■ INPUT DATA:
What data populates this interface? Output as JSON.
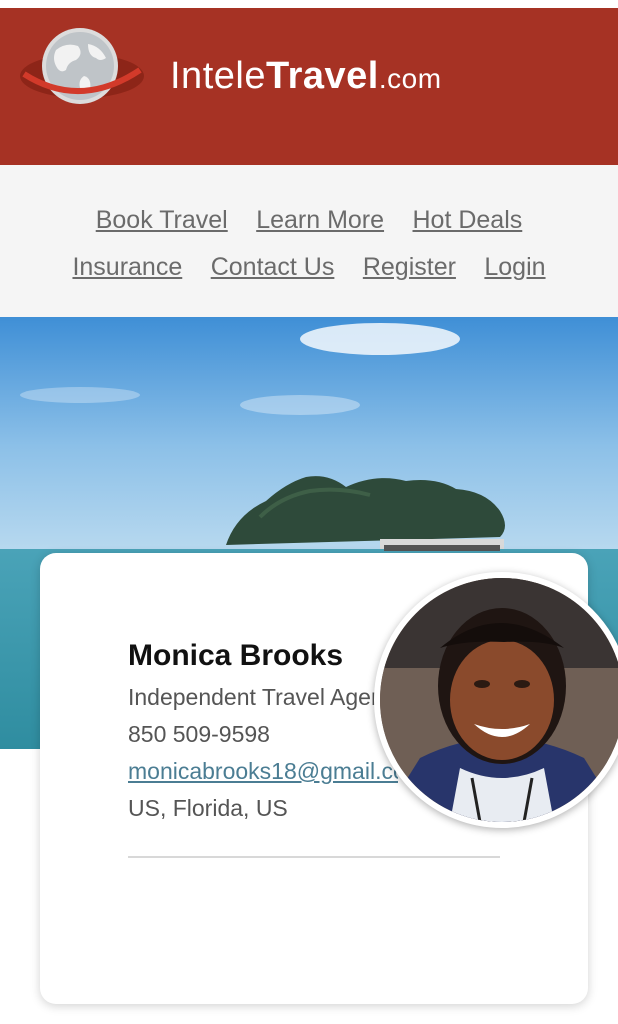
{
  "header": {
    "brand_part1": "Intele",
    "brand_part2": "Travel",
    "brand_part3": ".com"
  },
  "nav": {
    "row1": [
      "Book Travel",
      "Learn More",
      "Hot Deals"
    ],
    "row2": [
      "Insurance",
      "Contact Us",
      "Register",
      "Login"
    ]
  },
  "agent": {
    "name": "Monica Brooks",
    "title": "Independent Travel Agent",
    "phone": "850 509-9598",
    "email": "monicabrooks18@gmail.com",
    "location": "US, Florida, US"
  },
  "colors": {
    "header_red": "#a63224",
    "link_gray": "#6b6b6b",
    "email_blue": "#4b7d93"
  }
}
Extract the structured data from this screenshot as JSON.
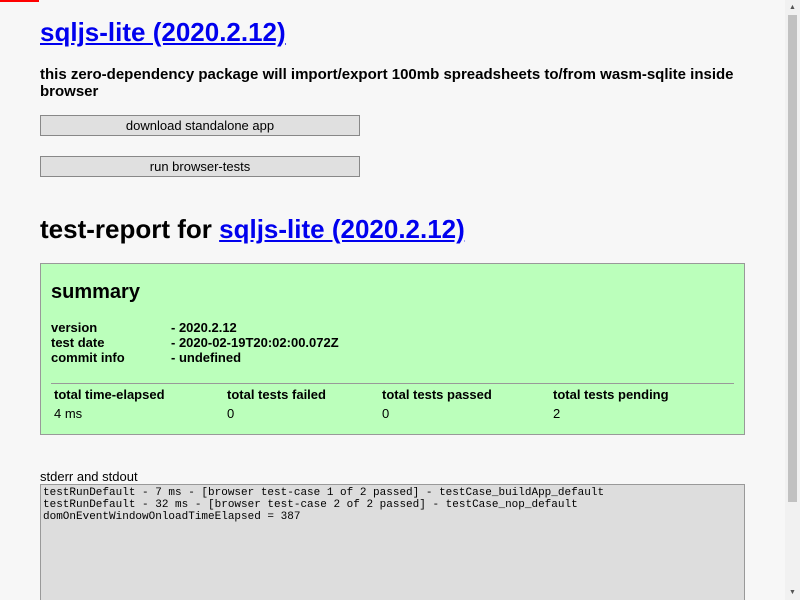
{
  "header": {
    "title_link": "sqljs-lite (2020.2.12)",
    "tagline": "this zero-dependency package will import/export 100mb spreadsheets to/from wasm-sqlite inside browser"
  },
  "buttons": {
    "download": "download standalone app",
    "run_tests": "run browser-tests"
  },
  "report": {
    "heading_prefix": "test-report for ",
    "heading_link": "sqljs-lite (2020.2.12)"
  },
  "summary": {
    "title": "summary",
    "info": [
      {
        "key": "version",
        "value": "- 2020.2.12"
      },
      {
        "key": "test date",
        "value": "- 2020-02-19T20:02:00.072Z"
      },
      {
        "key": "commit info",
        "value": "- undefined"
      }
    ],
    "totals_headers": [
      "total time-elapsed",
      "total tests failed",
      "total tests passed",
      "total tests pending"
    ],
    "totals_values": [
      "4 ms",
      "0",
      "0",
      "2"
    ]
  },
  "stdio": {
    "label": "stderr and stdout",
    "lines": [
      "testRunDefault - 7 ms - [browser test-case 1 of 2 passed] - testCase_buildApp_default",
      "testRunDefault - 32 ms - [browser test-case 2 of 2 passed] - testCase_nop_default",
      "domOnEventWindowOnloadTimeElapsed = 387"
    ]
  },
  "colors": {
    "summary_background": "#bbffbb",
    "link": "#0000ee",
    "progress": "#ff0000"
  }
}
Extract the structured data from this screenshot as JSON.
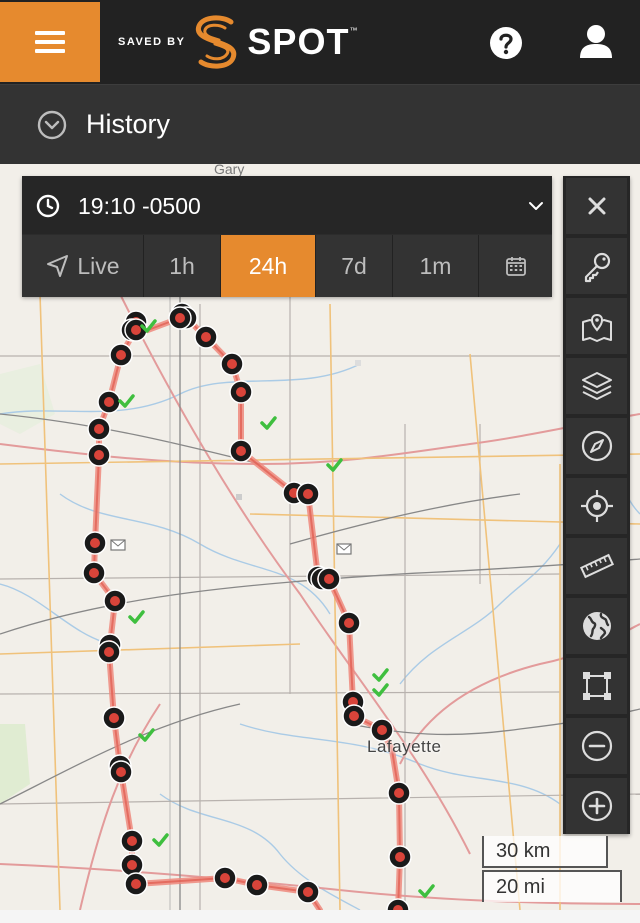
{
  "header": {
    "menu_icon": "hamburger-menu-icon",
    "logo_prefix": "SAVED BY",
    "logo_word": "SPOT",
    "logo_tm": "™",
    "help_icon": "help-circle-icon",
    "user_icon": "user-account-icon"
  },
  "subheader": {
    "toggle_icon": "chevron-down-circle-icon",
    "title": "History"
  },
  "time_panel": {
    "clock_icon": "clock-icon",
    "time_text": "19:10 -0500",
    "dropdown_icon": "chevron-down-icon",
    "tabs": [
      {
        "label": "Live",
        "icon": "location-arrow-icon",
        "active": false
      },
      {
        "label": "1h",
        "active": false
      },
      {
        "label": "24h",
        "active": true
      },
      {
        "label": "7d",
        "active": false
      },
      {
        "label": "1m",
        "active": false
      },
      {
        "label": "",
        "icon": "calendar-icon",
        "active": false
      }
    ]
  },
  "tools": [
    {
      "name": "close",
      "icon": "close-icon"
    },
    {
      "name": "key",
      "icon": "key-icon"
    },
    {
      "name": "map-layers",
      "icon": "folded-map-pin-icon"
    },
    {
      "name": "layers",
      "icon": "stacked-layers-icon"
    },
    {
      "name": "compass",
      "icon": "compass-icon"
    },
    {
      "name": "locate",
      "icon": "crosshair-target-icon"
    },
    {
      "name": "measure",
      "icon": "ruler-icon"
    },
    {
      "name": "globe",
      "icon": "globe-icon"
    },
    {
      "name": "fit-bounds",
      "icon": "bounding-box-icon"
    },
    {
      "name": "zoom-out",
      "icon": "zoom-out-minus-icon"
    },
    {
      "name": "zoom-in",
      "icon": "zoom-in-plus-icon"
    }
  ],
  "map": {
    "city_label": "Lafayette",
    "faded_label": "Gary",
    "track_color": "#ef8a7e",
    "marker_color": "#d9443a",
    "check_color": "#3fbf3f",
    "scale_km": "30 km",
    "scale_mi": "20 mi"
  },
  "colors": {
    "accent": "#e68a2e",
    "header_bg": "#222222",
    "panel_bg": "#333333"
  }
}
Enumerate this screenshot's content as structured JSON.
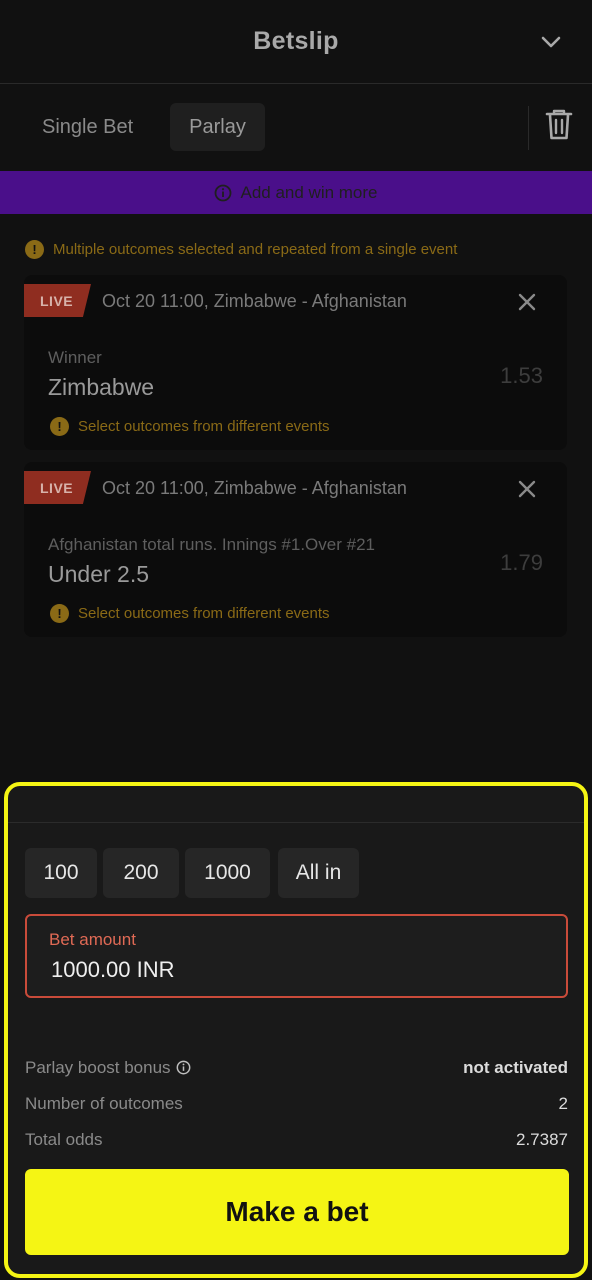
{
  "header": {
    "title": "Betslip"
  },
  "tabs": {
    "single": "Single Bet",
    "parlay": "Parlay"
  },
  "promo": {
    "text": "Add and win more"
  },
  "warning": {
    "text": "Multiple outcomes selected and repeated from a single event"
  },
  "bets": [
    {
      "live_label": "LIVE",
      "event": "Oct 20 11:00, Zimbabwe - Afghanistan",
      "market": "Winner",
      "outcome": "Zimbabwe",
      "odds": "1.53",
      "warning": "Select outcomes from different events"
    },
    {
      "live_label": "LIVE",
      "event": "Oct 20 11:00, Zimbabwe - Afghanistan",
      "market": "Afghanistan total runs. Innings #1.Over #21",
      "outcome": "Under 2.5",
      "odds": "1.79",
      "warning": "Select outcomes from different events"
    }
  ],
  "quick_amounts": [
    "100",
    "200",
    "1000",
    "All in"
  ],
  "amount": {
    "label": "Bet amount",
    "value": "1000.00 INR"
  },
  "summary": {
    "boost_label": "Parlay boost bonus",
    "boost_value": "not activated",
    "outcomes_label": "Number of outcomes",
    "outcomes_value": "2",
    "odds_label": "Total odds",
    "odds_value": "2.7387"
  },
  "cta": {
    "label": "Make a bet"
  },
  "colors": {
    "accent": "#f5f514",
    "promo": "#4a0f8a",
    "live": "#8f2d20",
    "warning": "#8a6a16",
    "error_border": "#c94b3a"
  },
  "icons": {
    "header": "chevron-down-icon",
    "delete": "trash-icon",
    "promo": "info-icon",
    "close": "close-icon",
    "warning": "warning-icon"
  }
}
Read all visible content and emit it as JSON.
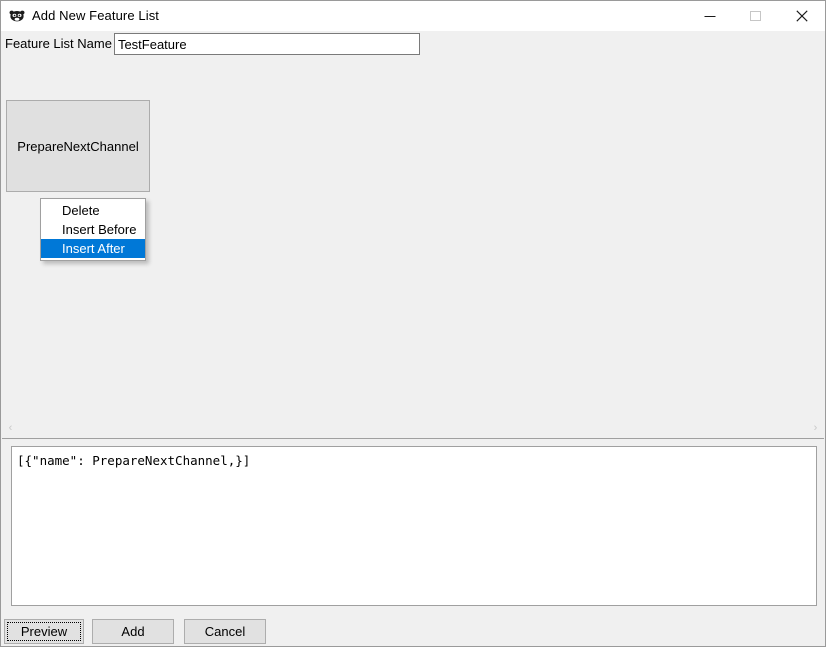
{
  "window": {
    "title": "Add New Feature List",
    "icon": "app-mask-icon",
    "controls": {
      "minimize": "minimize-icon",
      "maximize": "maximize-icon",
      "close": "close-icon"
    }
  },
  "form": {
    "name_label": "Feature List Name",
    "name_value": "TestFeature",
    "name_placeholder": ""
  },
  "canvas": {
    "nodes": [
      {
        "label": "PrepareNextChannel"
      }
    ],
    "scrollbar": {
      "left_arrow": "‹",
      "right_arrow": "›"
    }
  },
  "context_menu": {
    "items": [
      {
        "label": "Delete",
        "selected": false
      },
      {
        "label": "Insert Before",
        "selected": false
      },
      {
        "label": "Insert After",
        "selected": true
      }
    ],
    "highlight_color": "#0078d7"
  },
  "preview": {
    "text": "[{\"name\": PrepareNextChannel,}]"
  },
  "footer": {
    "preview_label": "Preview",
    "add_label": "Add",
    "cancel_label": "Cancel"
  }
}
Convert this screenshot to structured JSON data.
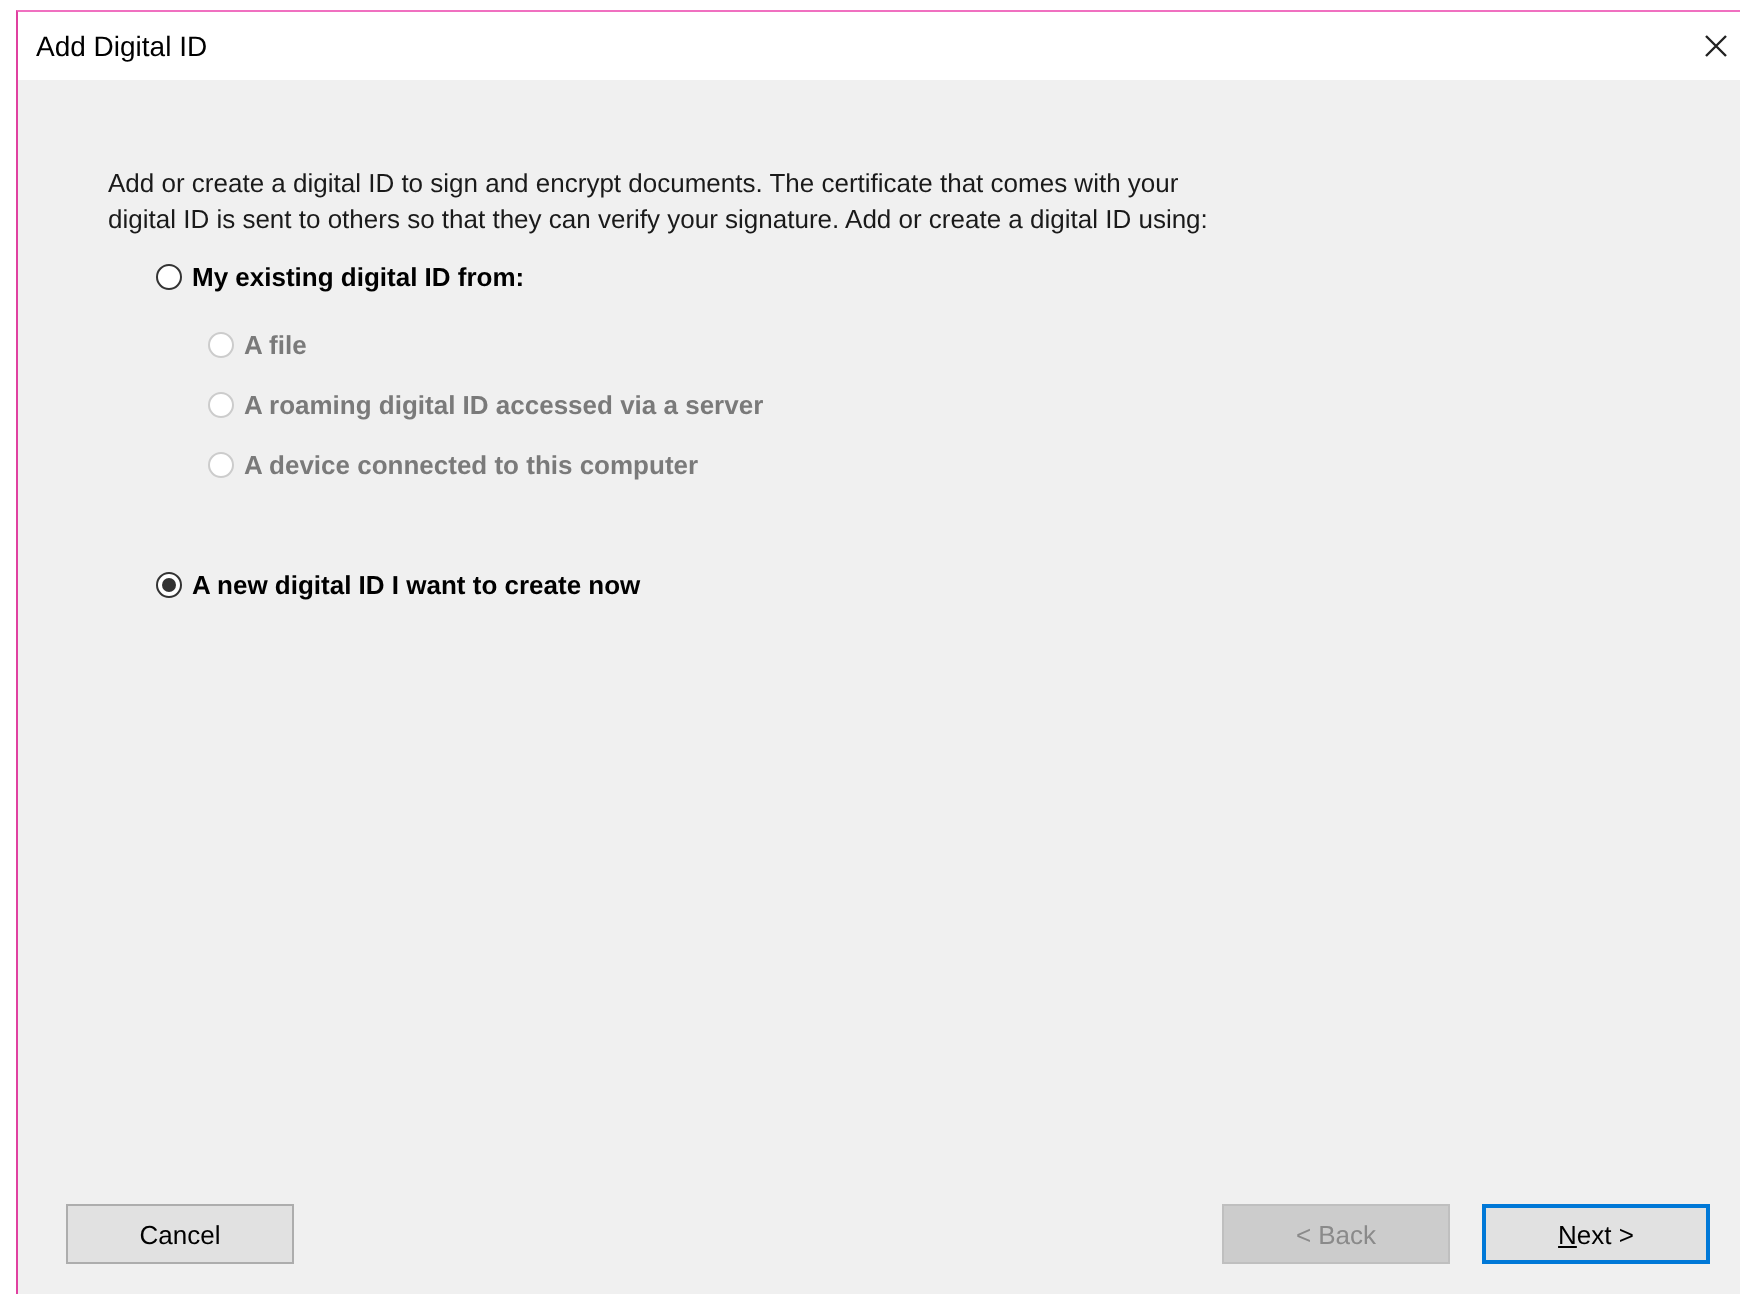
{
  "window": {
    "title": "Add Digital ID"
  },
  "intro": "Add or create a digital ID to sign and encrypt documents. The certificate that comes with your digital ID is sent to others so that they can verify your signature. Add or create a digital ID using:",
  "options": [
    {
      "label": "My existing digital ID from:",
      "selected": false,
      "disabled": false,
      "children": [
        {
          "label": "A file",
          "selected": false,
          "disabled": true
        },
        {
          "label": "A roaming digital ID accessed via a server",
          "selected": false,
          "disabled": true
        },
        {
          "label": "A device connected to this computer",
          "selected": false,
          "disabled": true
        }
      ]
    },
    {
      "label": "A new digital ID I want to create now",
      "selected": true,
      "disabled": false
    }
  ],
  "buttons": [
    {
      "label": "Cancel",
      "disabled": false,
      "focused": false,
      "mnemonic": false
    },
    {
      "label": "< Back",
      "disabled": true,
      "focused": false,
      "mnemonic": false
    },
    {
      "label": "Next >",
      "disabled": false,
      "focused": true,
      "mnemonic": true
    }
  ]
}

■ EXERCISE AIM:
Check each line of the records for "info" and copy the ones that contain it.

■ REPLY TO THE EXERCISE:
    "info": [
        "key": "commit info",
    "promo": "info-icon",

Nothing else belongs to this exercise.